Once we started the foreclosure, I contacted the bank and made sure they knew about the foreclosure. I told them that we were not going to make any payments and were going to delay any of their efforts once we received the property. From what I could gather, the owner was already late or behind on several payments, and the bank was getting tired of continually trying to work with him. Once our foreclosure was initiated, the bank knew they were going to lose additional money if they did not get started, so the bank began to foreclose on their own. This was a great thing, as we saved additional legal expenses by letting the bank proceed.
Make Rules to Protect Property Values
There is no rule more important to our HOA that our minimum tenant standards. A single bad tenant can reduce rents across the complex by a significant amount. What would the value of your own home do if a level 3 sex offender moved in next door? Or if there was a murder (or two) on your block? Or a notorious crime figure moved into an apartment complex?

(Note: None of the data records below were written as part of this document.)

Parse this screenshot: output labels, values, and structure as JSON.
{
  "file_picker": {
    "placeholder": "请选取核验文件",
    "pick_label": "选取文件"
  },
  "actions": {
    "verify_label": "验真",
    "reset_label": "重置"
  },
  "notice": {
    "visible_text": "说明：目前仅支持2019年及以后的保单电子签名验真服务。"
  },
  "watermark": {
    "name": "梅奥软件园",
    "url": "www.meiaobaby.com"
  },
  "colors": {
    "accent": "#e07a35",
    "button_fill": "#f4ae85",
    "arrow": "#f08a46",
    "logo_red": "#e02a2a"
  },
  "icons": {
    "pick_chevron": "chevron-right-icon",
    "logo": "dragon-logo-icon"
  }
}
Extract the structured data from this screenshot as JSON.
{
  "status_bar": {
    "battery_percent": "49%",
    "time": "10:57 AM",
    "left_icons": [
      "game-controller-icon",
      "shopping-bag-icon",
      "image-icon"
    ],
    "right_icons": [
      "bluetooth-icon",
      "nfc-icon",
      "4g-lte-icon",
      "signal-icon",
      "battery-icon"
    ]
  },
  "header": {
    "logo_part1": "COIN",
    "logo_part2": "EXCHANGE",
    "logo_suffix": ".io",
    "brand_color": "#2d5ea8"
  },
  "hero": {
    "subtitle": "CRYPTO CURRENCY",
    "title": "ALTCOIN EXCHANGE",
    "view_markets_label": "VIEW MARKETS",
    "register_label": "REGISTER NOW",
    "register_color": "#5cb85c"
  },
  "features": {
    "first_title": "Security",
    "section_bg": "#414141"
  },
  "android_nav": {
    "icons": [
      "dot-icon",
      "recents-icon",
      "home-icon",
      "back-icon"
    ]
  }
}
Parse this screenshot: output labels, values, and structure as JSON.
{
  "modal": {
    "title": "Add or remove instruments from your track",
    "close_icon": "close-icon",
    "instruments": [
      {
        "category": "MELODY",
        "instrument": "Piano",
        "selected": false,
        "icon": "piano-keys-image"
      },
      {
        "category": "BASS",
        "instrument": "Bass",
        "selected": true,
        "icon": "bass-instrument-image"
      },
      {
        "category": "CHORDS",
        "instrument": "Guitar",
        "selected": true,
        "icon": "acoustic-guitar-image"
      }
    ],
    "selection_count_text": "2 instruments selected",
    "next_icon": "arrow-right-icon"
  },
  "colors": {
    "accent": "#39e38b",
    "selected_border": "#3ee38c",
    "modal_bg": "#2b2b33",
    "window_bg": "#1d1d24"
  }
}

We have had other investors attempt to skirt the tenant screening rules as well, although 90%+ of them comply. A rule violation that is not corrected immediately gets a simple letter from an attorney. That letter will cost an investor ~$250, immediately becomes a lien, and is foreclosed on if not paid in 30 days. If we have to submit the $250 for collection, it can get to several thousand pretty quickly. One owner recently paid almost $6,000 in legal expenses to protest a fine that was only $1,000 initially. Once she saw her property advertised in the public notices for the Sheriff’s sale, she knew we were serious and the foreclosure train had already left the station. She promptly paid our legal expenses that were incurred due to her actions.
As a result of our aggressive rule enforcement, I would guess our rents are up over $100 per unit across 120 units. That is an increase in revenue of over $144,000 per year for the entire complex. The investors have come to like the taste of the increased rents and less work of better tenants. It took time and effort — and was worth every cent.
Do you have property in an HOA? What has your experience been?
Leave your comments and stories below!